#### Problem details
Within the records below, find each line that holds the string "Praxis", then copy it.

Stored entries
++++++++++++++++++++
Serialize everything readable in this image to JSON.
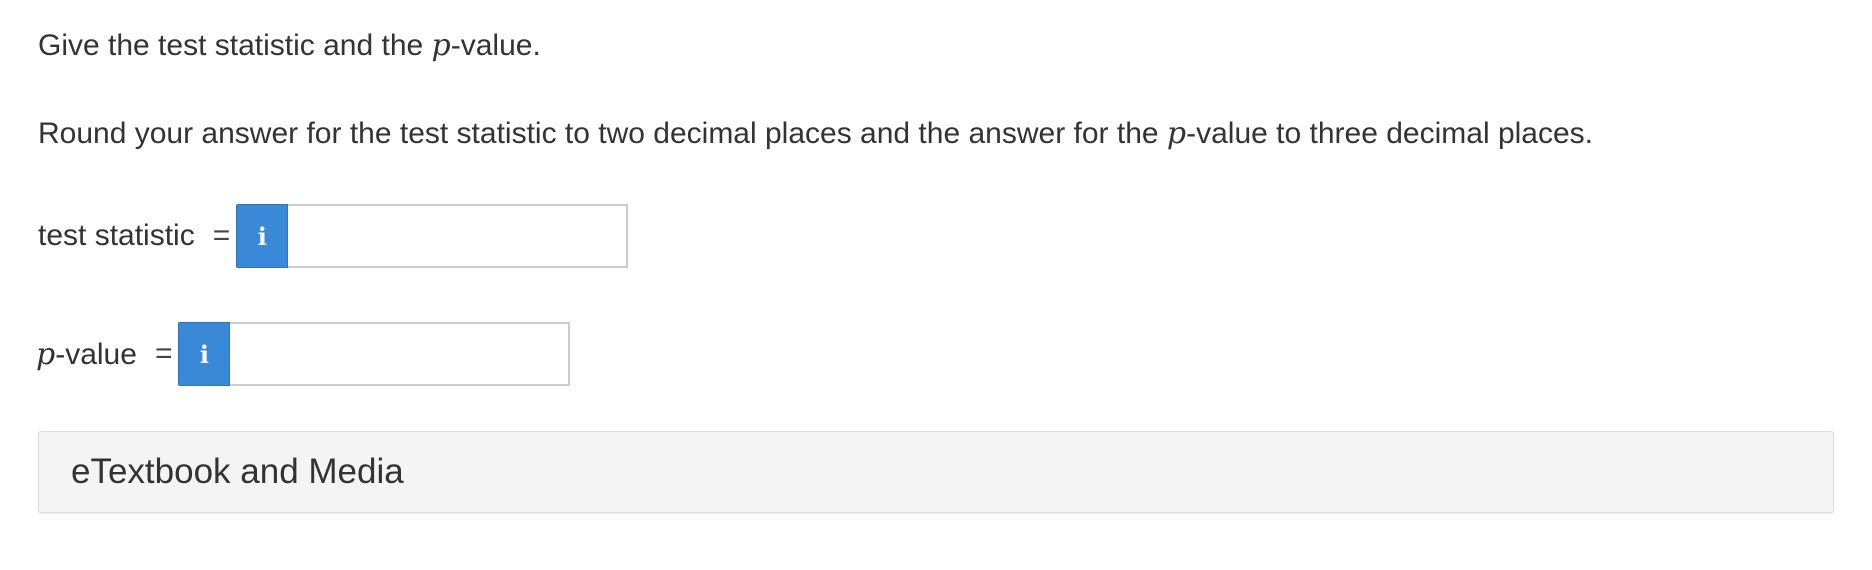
{
  "question": {
    "line1": {
      "before": "Give the test statistic and the ",
      "var": "p",
      "after": "-value."
    },
    "line2": {
      "before": "Round your answer for the test statistic to two decimal places and the answer for the ",
      "var": "p",
      "after": "-value to three decimal places."
    }
  },
  "answers": [
    {
      "label": "test statistic",
      "equals": "=",
      "info_icon": "i",
      "value": ""
    },
    {
      "label_var": "p",
      "label_after": "-value",
      "equals": "=",
      "info_icon": "i",
      "value": ""
    }
  ],
  "etextbook": {
    "label": "eTextbook and Media"
  },
  "colors": {
    "info_button": "#3a89d9",
    "text": "#333333",
    "panel_bg": "#f4f4f4"
  },
  "icons": {
    "info": "info-icon"
  }
}
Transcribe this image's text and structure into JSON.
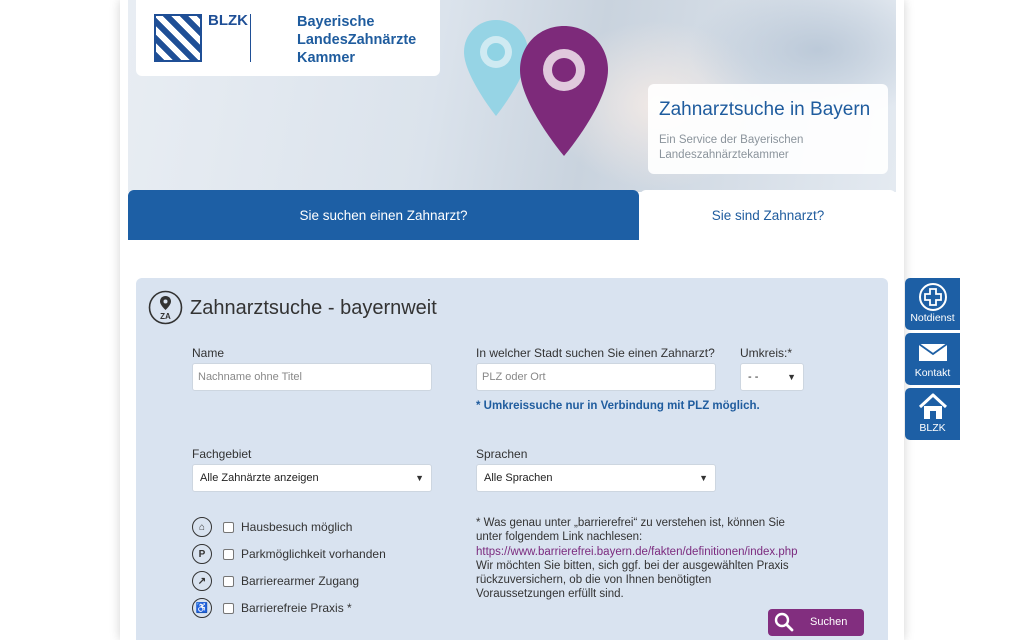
{
  "logo": {
    "abbr": "BLZK",
    "name_line1": "Bayerische",
    "name_line2": "LandesZahnärzte",
    "name_line3": "Kammer"
  },
  "hero": {
    "title": "Zahnarztsuche in Bayern",
    "subtitle": "Ein Service der Bayerischen Landeszahnärztekammer"
  },
  "tabs": [
    {
      "label": "Sie suchen einen Zahnarzt?",
      "active": true
    },
    {
      "label": "Sie sind Zahnarzt?",
      "active": false
    }
  ],
  "form": {
    "title": "Zahnarztsuche - bayernweit",
    "panel_icon_text": "ZA",
    "name_label": "Name",
    "name_placeholder": "Nachname ohne Titel",
    "city_label": "In welcher Stadt suchen Sie einen Zahnarzt?",
    "city_placeholder": "PLZ oder Ort",
    "radius_label": "Umkreis:*",
    "radius_value": "- -",
    "radius_note": "* Umkreissuche nur in Verbindung mit PLZ möglich.",
    "field_label": "Fachgebiet",
    "field_value": "Alle Zahnärzte anzeigen",
    "lang_label": "Sprachen",
    "lang_value": "Alle Sprachen",
    "options": [
      {
        "label": "Hausbesuch möglich",
        "icon": "house-visit-icon",
        "checked": false
      },
      {
        "label": "Parkmöglichkeit vorhanden",
        "icon": "parking-icon",
        "checked": false
      },
      {
        "label": "Barrierearmer Zugang",
        "icon": "low-barrier-icon",
        "checked": false
      },
      {
        "label": "Barrierefreie Praxis *",
        "icon": "wheelchair-icon",
        "checked": false
      }
    ],
    "info_text_1": "* Was genau unter „barrierefrei“ zu verstehen ist, können Sie unter folgendem Link nachlesen:",
    "info_link": "https://www.barrierefrei.bayern.de/fakten/definitionen/index.php",
    "info_text_2": "Wir möchten Sie bitten, sich ggf. bei der ausgewählten Praxis rückzuversichern, ob die von Ihnen benötigten Voraussetzungen erfüllt sind.",
    "search_label": "Suchen"
  },
  "side": [
    {
      "label": "Notdienst",
      "icon": "plus-cross-icon"
    },
    {
      "label": "Kontakt",
      "icon": "envelope-icon"
    },
    {
      "label": "BLZK",
      "icon": "house-icon"
    }
  ],
  "colors": {
    "primary": "#1d5fa5",
    "panel": "#d9e3f0",
    "accent_purple": "#822e7f",
    "pin_cyan": "#8fd3e4"
  }
}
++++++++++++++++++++
#### Result below
        "label": "Barrierefreie Praxis *",
    "info_text_2": "Wir möchten Sie bitten, sich ggf. bei der ausgewählten Praxis rückzuversichern, ob die von Ihnen benötigten Voraussetzungen erfüllt sind.",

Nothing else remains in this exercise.